Exercise data »
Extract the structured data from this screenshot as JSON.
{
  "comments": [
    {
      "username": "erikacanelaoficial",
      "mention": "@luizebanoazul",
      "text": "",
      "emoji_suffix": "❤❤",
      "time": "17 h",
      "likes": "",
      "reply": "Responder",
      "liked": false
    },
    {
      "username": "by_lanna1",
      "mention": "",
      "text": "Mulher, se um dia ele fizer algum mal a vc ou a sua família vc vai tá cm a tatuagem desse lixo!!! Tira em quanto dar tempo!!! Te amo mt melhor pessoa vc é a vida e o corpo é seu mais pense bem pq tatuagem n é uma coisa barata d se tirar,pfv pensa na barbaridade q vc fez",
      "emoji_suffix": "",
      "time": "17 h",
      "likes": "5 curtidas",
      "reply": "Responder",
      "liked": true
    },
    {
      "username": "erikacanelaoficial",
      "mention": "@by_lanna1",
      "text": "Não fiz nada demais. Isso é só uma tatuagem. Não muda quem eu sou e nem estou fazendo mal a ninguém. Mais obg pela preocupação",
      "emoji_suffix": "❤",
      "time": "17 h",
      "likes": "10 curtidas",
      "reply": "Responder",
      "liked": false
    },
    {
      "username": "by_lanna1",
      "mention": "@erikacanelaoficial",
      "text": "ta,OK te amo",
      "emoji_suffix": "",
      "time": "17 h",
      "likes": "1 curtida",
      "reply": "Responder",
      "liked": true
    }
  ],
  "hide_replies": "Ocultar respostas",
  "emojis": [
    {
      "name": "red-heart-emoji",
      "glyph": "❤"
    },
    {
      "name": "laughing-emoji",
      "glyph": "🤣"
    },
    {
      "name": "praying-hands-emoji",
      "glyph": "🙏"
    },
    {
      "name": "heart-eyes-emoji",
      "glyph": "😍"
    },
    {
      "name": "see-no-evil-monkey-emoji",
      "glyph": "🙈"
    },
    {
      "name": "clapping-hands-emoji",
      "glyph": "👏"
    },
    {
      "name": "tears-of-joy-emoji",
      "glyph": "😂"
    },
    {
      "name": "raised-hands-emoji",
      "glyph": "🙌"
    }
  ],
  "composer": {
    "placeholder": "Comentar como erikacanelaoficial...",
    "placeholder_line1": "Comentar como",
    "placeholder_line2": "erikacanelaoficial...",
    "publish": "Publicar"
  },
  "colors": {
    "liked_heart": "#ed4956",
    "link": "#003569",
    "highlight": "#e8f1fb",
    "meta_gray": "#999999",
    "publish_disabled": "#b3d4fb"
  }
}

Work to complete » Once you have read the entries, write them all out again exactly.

Task solution »
Extract the structured data from this screenshot as JSON.
{
  "comments": [
    {
      "username": "erikacanelaoficial",
      "mention": "@luizebanoazul",
      "text": "",
      "emoji_suffix": "❤❤",
      "time": "17 h",
      "likes": "",
      "reply": "Responder",
      "liked": false
    },
    {
      "username": "by_lanna1",
      "mention": "",
      "text": "Mulher, se um dia ele fizer algum mal a vc ou a sua família vc vai tá cm a tatuagem desse lixo!!! Tira em quanto dar tempo!!! Te amo mt melhor pessoa vc é a vida e o corpo é seu mais pense bem pq tatuagem n é uma coisa barata d se tirar,pfv pensa na barbaridade q vc fez",
      "emoji_suffix": "",
      "time": "17 h",
      "likes": "5 curtidas",
      "reply": "Responder",
      "liked": true
    },
    {
      "username": "erikacanelaoficial",
      "mention": "@by_lanna1",
      "text": "Não fiz nada demais. Isso é só uma tatuagem. Não muda quem eu sou e nem estou fazendo mal a ninguém. Mais obg pela preocupação",
      "emoji_suffix": "❤",
      "time": "17 h",
      "likes": "10 curtidas",
      "reply": "Responder",
      "liked": false
    },
    {
      "username": "by_lanna1",
      "mention": "@erikacanelaoficial",
      "text": "ta,OK te amo",
      "emoji_suffix": "",
      "time": "17 h",
      "likes": "1 curtida",
      "reply": "Responder",
      "liked": true
    }
  ],
  "hide_replies": "Ocultar respostas",
  "emojis": [
    {
      "name": "red-heart-emoji",
      "glyph": "❤"
    },
    {
      "name": "laughing-emoji",
      "glyph": "🤣"
    },
    {
      "name": "praying-hands-emoji",
      "glyph": "🙏"
    },
    {
      "name": "heart-eyes-emoji",
      "glyph": "😍"
    },
    {
      "name": "see-no-evil-monkey-emoji",
      "glyph": "🙈"
    },
    {
      "name": "clapping-hands-emoji",
      "glyph": "👏"
    },
    {
      "name": "tears-of-joy-emoji",
      "glyph": "😂"
    },
    {
      "name": "raised-hands-emoji",
      "glyph": "🙌"
    }
  ],
  "composer": {
    "placeholder": "Comentar como erikacanelaoficial...",
    "placeholder_line1": "Comentar como",
    "placeholder_line2": "erikacanelaoficial...",
    "publish": "Publicar"
  },
  "colors": {
    "liked_heart": "#ed4956",
    "link": "#003569",
    "highlight": "#e8f1fb",
    "meta_gray": "#999999",
    "publish_disabled": "#b3d4fb"
  }
}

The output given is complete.